That’s a tweet that recently appeared in my twitter feed. I cringed when I saw it. But then I thought, it’s true. Sad, but oh so true. Needless to say, it got my mind going about pulpits and power, honorific titles and top-down authority, ad infinitum, ad nauseum. It doesn’t take much to get me going, does it? I hear endless debates about whether women should be allowed behind the pulpit but in each conversation I hear, the most obvious question is missing: Why is anyone scrambling to get behind the pulpit and why is there a pulpit in the first place?
In my opinion, nothing kills the original Continue reading

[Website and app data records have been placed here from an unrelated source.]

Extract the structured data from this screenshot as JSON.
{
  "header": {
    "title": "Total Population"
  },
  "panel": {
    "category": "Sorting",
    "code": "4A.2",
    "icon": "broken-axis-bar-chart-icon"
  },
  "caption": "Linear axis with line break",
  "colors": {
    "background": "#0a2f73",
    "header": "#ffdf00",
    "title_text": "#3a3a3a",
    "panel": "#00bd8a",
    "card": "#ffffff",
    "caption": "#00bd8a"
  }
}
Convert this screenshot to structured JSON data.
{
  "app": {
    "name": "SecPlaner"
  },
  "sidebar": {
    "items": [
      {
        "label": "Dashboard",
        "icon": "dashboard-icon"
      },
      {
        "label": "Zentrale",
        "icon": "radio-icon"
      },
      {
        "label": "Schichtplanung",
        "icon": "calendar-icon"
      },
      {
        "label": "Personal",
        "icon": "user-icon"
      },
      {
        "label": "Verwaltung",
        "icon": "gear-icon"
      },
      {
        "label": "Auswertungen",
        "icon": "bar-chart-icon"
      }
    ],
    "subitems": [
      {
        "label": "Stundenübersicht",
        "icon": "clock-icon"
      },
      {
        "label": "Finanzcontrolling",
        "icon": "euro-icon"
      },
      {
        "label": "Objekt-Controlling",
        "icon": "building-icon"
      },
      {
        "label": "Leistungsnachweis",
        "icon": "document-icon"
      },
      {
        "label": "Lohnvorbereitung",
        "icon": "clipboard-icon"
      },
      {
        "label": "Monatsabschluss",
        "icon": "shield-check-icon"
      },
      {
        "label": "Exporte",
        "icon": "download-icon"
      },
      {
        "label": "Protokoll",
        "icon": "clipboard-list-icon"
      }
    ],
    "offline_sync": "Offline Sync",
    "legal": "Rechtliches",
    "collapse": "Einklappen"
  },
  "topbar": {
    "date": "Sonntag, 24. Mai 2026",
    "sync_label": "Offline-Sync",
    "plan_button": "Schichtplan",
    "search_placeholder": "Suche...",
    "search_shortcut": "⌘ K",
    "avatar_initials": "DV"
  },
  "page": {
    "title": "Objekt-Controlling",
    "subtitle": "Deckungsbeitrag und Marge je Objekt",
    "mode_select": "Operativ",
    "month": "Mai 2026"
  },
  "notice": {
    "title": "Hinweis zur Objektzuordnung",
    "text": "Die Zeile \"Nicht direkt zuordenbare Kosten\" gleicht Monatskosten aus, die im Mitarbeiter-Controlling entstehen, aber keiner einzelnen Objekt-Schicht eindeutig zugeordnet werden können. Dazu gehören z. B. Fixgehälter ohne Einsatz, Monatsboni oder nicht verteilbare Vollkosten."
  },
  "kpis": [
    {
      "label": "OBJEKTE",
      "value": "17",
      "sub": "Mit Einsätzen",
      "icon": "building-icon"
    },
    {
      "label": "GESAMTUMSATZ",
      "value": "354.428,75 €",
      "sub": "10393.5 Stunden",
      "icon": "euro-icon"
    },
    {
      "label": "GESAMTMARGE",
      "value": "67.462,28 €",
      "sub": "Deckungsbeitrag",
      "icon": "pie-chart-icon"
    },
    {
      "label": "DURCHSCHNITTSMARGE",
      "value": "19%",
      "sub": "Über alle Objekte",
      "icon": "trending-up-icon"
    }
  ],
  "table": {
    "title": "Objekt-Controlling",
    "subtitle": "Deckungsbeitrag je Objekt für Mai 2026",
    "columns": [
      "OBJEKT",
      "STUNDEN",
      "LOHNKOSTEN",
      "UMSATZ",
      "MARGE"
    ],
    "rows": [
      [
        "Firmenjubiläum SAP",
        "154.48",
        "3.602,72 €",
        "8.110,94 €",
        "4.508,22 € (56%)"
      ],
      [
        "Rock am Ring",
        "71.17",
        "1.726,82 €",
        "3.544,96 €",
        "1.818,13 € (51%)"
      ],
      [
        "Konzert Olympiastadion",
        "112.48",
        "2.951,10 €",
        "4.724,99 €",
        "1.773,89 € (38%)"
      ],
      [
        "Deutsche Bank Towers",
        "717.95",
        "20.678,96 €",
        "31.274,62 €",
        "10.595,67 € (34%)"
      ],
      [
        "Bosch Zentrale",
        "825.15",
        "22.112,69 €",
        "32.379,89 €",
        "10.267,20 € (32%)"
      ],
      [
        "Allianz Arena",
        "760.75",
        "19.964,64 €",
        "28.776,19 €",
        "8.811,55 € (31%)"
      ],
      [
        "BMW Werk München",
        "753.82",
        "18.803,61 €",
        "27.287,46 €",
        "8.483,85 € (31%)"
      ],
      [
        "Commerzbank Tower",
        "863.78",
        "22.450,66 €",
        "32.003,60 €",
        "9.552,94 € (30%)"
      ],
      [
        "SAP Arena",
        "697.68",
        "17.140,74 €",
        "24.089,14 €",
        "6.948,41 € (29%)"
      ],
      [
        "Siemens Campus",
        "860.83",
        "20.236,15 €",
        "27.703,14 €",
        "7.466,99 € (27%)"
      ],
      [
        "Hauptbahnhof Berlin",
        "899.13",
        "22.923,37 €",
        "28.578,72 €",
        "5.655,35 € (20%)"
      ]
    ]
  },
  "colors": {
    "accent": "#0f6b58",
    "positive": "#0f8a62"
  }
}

This is part 2 of a multi-part series I’ve called Rethinking Religion. To see all the posts so far, click the Rethinking Religion category in the sidebar.
We talked last time about how in his zeal to detour divisions in the church, Ignatius set in place a false structure of authoritative leadership designed to dole out punishments for non-compliance and rewards for compliance. This hierarchy of authority that Ignatius implemented, centered around pastors and in particular, the one pastor model, was firmly in place by the mid-third century and is still with us in most institutional churches today, where there is a top-down authority structure in place and one person at the top, steering the ship. There are certain functions within the assembly that Ignatius arbitrarily decided can only be performed by the church’s sole lead pastor which is why he could say,
“Let no one do anything in the church apart from the bishop. Holy communion is valid when celebrated by the bishop or someone the bishop authorizes. Where the bishop is present, there let the congregation gather, just as where Jesus Christ is, there is the church.” Letter to Smyrna (ca. AD 110)
But this idea is foreign to the New Testament, man-made, and comes to us via tradition alone. There is no biblical reason for such thinking. Note Jesus’ words that we alluded to at the end of Part One in this series:
Paul instructed Timothy to “Preach the word” (2 Tim 4:2). In the institutional church model, this is usually assumed to mean expository, verse-by-verse teaching through the Bible, or some variant of expository preaching. But is that what Paul meant? Let’s back up the cart for a minute and take a second look.
Was Timothy a Pastor?
This is an important question to ask as we begin to broach this subject for a couple of reasons. 1) Pastors have become central in most modern church settings. They have become the “preachers” in the institutional church and as such, they carry the burden of “preaching the word” meaning proclaim the Bible, usually from a pulpit. It continues to amaze me how we’ve taken a word (pastor) that appears once in the New Testament (with reference to the body of Christ) and institutionalized it. We’ve made pastors the central figure of our religious institutions without questioning why. We’re told the pastor preaches and our job is to hear and obey. It’s almost like we don’t need Jesus because the pastor is there to tell us what we need to hear. 2) Because it’s assumed Timothy was one of those pastors, we call the letters bearing his name, along with the letter to Titus “pastoral epistles.” We view them as pastoring handbooks and manuals for doing church.